So, make sure you sleep enough, stay hydrated, eat well etc.
I have written about this a lot in this article, so I won’t elaborate further here.
7. Take advantage of your most productive time
I am writing this first thing in the morning. I just know that once I’ve fallen into my email inbox or social media, it will be too late. I probably won’t be able to write productively later in the day.
You could be an early bird like me (most productive in the morning) or a night owl (most productive at night). It’s important for you to know when your most productive time is, so you can schedule your French study and/or reviews at that moment. Especially if learning French is still challenging for you. It will be even more challenging if you try to study at a time when you are exhausted or foggy. Don’t do that to yourself, schedule your study when you know you will have energy for it.
8. Create habits
This is another favourite of self-development aficionados (like me)
Habits can be challenging to put in place but once you have them, it’s like being able to do something on autopilot: no willpower and very little attention needed.
Remember my vocabulary notebook advice from point 2?
I also recommend to my clients that they review their notebook at the same time everyday and tie it to another habit they already have. One of my students review her notebooks every morning while her coffee is dripping. Another one reviews his vocabulary at the gym in the one-minute breaks between his sets of reps. When can *you* find a couple of minutes to review your vocab daily?
9. Get a coach
If you like this down-to-earth approach to French learning (I guess you do, since you read until here), and you’d like to get personalised input from me regularly, I would love to coach you.
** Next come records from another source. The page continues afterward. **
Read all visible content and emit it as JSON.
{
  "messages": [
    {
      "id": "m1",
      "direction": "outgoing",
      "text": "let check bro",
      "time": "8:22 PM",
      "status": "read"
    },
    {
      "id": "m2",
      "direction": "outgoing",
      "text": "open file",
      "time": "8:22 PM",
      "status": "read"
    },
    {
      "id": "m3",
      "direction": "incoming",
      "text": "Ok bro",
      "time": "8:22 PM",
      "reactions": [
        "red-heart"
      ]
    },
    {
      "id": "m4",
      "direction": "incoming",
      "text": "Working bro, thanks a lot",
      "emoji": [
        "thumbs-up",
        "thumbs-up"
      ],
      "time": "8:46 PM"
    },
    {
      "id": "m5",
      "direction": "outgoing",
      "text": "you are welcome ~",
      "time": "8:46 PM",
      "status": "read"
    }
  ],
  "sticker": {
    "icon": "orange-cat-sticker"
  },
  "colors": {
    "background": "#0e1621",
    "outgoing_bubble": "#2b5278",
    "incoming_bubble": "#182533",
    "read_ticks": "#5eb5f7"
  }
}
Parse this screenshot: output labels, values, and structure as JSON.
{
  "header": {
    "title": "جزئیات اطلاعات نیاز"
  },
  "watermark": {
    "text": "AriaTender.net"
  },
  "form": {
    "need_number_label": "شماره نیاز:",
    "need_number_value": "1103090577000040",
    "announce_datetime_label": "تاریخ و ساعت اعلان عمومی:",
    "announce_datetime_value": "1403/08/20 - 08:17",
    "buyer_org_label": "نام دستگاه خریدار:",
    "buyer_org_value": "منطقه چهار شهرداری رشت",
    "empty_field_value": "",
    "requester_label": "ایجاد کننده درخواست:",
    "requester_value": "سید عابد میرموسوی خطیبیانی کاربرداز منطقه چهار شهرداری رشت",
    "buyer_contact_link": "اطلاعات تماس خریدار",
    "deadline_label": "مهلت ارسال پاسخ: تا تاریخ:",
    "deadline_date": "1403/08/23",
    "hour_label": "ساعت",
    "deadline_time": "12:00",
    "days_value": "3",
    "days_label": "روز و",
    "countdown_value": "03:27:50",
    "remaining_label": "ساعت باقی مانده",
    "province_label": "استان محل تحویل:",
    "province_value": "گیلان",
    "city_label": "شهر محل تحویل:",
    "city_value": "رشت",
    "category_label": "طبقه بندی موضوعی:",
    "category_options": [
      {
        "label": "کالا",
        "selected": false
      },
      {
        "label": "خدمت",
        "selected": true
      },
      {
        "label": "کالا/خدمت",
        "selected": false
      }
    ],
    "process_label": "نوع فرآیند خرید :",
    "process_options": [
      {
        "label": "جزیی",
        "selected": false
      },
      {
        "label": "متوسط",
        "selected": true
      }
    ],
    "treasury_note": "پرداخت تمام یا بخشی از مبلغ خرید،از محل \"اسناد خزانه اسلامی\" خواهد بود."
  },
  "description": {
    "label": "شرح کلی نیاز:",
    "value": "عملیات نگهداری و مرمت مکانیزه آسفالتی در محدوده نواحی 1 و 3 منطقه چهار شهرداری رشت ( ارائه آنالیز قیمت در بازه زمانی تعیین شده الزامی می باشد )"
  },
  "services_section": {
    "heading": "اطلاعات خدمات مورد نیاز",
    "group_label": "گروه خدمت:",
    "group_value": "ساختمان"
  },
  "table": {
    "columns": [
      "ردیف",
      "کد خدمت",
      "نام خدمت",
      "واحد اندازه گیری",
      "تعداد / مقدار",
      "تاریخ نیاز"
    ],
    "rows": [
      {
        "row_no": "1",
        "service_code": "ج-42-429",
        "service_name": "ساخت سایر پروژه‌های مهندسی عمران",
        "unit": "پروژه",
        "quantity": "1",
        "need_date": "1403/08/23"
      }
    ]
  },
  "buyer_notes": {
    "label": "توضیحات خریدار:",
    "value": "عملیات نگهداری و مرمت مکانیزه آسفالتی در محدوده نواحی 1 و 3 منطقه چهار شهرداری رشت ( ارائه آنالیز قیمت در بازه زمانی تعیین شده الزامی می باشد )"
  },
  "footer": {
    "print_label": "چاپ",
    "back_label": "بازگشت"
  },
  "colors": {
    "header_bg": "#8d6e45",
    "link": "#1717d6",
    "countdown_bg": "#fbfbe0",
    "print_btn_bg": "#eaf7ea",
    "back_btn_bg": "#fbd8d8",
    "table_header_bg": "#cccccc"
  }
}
You can apply for a coaching spot right here: frenchfluency.net/apply and we’ll take it from there!
This article is part of the blogpost roundup, “(almost) natural language learning” organised by the blog le français illustré.